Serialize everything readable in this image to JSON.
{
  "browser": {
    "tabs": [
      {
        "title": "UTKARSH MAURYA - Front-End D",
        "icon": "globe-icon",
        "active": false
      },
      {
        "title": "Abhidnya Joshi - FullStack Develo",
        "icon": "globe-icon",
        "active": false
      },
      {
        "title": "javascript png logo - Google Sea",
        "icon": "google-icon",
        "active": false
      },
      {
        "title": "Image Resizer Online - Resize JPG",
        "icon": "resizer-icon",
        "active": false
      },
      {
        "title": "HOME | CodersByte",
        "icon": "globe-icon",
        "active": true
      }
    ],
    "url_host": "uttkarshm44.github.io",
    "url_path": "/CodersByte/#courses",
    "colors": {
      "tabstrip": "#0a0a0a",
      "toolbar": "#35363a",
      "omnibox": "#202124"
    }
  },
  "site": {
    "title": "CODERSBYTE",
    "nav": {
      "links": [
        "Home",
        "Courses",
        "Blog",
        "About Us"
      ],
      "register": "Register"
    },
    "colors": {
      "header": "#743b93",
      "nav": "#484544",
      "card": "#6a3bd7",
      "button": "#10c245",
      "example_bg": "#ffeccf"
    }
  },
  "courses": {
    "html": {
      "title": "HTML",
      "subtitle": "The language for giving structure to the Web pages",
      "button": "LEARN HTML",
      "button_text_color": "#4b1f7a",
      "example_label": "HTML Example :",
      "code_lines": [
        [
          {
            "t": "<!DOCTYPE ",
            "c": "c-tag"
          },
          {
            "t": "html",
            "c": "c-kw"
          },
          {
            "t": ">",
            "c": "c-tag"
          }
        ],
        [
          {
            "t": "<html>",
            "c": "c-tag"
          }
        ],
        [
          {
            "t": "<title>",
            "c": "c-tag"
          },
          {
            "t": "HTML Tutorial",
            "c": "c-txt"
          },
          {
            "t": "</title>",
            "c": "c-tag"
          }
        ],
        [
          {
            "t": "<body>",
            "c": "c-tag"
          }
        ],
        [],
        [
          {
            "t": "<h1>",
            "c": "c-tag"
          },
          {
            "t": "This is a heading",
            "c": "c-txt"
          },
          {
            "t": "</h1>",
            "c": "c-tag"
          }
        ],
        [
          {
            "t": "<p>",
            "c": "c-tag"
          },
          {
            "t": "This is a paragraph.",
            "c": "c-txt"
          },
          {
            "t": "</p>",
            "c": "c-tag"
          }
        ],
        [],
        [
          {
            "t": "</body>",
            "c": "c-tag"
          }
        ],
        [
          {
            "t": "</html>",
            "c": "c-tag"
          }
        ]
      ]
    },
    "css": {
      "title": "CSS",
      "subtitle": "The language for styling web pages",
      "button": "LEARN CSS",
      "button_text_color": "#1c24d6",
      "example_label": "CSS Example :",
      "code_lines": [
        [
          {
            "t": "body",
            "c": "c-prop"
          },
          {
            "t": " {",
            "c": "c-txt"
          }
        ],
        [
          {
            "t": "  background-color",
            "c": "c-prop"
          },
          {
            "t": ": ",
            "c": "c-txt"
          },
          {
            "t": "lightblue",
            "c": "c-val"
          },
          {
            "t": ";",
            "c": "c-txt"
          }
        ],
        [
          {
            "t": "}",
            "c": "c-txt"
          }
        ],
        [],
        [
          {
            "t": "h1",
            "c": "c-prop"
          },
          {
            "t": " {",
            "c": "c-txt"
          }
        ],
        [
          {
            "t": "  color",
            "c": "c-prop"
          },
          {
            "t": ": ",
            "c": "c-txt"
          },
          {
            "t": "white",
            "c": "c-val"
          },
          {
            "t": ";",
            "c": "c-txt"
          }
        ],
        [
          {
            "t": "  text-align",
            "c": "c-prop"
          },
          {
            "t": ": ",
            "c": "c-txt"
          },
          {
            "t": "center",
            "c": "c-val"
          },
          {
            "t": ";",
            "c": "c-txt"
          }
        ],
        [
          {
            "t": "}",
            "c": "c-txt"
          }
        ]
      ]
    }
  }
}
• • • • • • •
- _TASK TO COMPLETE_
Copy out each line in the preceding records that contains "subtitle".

- _TASK OUTPUT_
      "subtitle": "The language for giving structure to the Web pages",
      "subtitle": "The language for styling web pages",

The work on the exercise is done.